▶ **Task to carry out**: Below are some records; print every one of them exactly.

▶ **Material to process**:

§

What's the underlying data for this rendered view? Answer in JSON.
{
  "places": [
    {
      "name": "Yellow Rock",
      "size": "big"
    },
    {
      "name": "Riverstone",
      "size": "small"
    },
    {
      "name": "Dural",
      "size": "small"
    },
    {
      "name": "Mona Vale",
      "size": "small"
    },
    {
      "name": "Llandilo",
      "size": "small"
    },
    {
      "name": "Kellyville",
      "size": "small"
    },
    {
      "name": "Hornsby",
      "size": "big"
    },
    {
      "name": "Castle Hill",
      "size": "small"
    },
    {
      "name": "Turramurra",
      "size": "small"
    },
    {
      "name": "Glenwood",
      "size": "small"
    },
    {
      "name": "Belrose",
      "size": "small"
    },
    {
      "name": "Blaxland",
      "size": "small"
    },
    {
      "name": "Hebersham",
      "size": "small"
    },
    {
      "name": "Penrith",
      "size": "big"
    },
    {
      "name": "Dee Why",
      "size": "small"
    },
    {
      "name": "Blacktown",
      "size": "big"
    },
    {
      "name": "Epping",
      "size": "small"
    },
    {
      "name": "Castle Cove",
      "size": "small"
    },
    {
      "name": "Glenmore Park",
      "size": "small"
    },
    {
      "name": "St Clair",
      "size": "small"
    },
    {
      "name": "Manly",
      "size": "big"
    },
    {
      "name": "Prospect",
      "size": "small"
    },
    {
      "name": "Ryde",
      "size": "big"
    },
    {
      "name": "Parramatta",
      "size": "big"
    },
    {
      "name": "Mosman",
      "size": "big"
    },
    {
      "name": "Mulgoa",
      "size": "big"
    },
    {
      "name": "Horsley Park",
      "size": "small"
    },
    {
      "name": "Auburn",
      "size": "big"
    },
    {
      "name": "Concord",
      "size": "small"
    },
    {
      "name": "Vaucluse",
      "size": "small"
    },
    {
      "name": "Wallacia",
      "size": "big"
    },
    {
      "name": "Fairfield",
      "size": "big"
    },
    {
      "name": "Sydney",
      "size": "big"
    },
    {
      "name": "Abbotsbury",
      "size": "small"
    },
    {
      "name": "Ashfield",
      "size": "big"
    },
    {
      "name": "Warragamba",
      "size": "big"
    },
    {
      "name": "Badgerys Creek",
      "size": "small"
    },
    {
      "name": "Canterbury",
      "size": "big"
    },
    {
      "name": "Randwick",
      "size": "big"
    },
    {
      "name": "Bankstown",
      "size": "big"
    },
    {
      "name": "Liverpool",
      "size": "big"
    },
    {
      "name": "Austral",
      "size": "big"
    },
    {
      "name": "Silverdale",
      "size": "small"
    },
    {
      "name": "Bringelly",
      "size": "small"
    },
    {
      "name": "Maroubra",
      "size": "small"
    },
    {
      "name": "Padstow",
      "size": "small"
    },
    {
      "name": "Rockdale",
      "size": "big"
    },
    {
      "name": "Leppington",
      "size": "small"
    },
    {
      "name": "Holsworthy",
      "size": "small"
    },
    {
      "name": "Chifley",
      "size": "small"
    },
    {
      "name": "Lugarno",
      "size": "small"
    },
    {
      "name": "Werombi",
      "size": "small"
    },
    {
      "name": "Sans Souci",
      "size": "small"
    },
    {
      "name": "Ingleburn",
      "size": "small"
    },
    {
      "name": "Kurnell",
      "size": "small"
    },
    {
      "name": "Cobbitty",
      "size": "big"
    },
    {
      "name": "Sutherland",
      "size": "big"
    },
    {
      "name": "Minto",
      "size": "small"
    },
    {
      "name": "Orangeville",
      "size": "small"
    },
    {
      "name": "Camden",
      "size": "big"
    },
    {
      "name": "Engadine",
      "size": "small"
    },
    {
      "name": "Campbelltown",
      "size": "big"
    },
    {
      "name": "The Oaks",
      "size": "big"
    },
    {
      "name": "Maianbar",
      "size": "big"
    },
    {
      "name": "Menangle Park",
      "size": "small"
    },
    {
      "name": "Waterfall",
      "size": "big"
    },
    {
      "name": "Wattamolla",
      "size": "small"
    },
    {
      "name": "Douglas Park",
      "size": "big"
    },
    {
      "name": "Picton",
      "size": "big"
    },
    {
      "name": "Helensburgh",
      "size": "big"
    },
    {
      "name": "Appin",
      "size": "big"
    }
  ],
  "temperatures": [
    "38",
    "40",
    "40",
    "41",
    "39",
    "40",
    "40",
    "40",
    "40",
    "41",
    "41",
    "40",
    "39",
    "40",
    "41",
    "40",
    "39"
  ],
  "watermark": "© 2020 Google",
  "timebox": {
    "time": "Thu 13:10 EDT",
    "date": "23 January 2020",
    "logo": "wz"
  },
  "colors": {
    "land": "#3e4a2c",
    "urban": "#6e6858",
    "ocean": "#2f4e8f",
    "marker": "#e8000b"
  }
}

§

▶ **Output for this task**:
What's the underlying data for this rendered view? Answer in JSON.
{
  "places": [
    {
      "name": "Yellow Rock",
      "size": "big"
    },
    {
      "name": "Riverstone",
      "size": "small"
    },
    {
      "name": "Dural",
      "size": "small"
    },
    {
      "name": "Mona Vale",
      "size": "small"
    },
    {
      "name": "Llandilo",
      "size": "small"
    },
    {
      "name": "Kellyville",
      "size": "small"
    },
    {
      "name": "Hornsby",
      "size": "big"
    },
    {
      "name": "Castle Hill",
      "size": "small"
    },
    {
      "name": "Turramurra",
      "size": "small"
    },
    {
      "name": "Glenwood",
      "size": "small"
    },
    {
      "name": "Belrose",
      "size": "small"
    },
    {
      "name": "Blaxland",
      "size": "small"
    },
    {
      "name": "Hebersham",
      "size": "small"
    },
    {
      "name": "Penrith",
      "size": "big"
    },
    {
      "name": "Dee Why",
      "size": "small"
    },
    {
      "name": "Blacktown",
      "size": "big"
    },
    {
      "name": "Epping",
      "size": "small"
    },
    {
      "name": "Castle Cove",
      "size": "small"
    },
    {
      "name": "Glenmore Park",
      "size": "small"
    },
    {
      "name": "St Clair",
      "size": "small"
    },
    {
      "name": "Manly",
      "size": "big"
    },
    {
      "name": "Prospect",
      "size": "small"
    },
    {
      "name": "Ryde",
      "size": "big"
    },
    {
      "name": "Parramatta",
      "size": "big"
    },
    {
      "name": "Mosman",
      "size": "big"
    },
    {
      "name": "Mulgoa",
      "size": "big"
    },
    {
      "name": "Horsley Park",
      "size": "small"
    },
    {
      "name": "Auburn",
      "size": "big"
    },
    {
      "name": "Concord",
      "size": "small"
    },
    {
      "name": "Vaucluse",
      "size": "small"
    },
    {
      "name": "Wallacia",
      "size": "big"
    },
    {
      "name": "Fairfield",
      "size": "big"
    },
    {
      "name": "Sydney",
      "size": "big"
    },
    {
      "name": "Abbotsbury",
      "size": "small"
    },
    {
      "name": "Ashfield",
      "size": "big"
    },
    {
      "name": "Warragamba",
      "size": "big"
    },
    {
      "name": "Badgerys Creek",
      "size": "small"
    },
    {
      "name": "Canterbury",
      "size": "big"
    },
    {
      "name": "Randwick",
      "size": "big"
    },
    {
      "name": "Bankstown",
      "size": "big"
    },
    {
      "name": "Liverpool",
      "size": "big"
    },
    {
      "name": "Austral",
      "size": "big"
    },
    {
      "name": "Silverdale",
      "size": "small"
    },
    {
      "name": "Bringelly",
      "size": "small"
    },
    {
      "name": "Maroubra",
      "size": "small"
    },
    {
      "name": "Padstow",
      "size": "small"
    },
    {
      "name": "Rockdale",
      "size": "big"
    },
    {
      "name": "Leppington",
      "size": "small"
    },
    {
      "name": "Holsworthy",
      "size": "small"
    },
    {
      "name": "Chifley",
      "size": "small"
    },
    {
      "name": "Lugarno",
      "size": "small"
    },
    {
      "name": "Werombi",
      "size": "small"
    },
    {
      "name": "Sans Souci",
      "size": "small"
    },
    {
      "name": "Ingleburn",
      "size": "small"
    },
    {
      "name": "Kurnell",
      "size": "small"
    },
    {
      "name": "Cobbitty",
      "size": "big"
    },
    {
      "name": "Sutherland",
      "size": "big"
    },
    {
      "name": "Minto",
      "size": "small"
    },
    {
      "name": "Orangeville",
      "size": "small"
    },
    {
      "name": "Camden",
      "size": "big"
    },
    {
      "name": "Engadine",
      "size": "small"
    },
    {
      "name": "Campbelltown",
      "size": "big"
    },
    {
      "name": "The Oaks",
      "size": "big"
    },
    {
      "name": "Maianbar",
      "size": "big"
    },
    {
      "name": "Menangle Park",
      "size": "small"
    },
    {
      "name": "Waterfall",
      "size": "big"
    },
    {
      "name": "Wattamolla",
      "size": "small"
    },
    {
      "name": "Douglas Park",
      "size": "big"
    },
    {
      "name": "Picton",
      "size": "big"
    },
    {
      "name": "Helensburgh",
      "size": "big"
    },
    {
      "name": "Appin",
      "size": "big"
    }
  ],
  "temperatures": [
    "38",
    "40",
    "40",
    "41",
    "39",
    "40",
    "40",
    "40",
    "40",
    "41",
    "41",
    "40",
    "39",
    "40",
    "41",
    "40",
    "39"
  ],
  "watermark": "© 2020 Google",
  "timebox": {
    "time": "Thu 13:10 EDT",
    "date": "23 January 2020",
    "logo": "wz"
  },
  "colors": {
    "land": "#3e4a2c",
    "urban": "#6e6858",
    "ocean": "#2f4e8f",
    "marker": "#e8000b"
  }
}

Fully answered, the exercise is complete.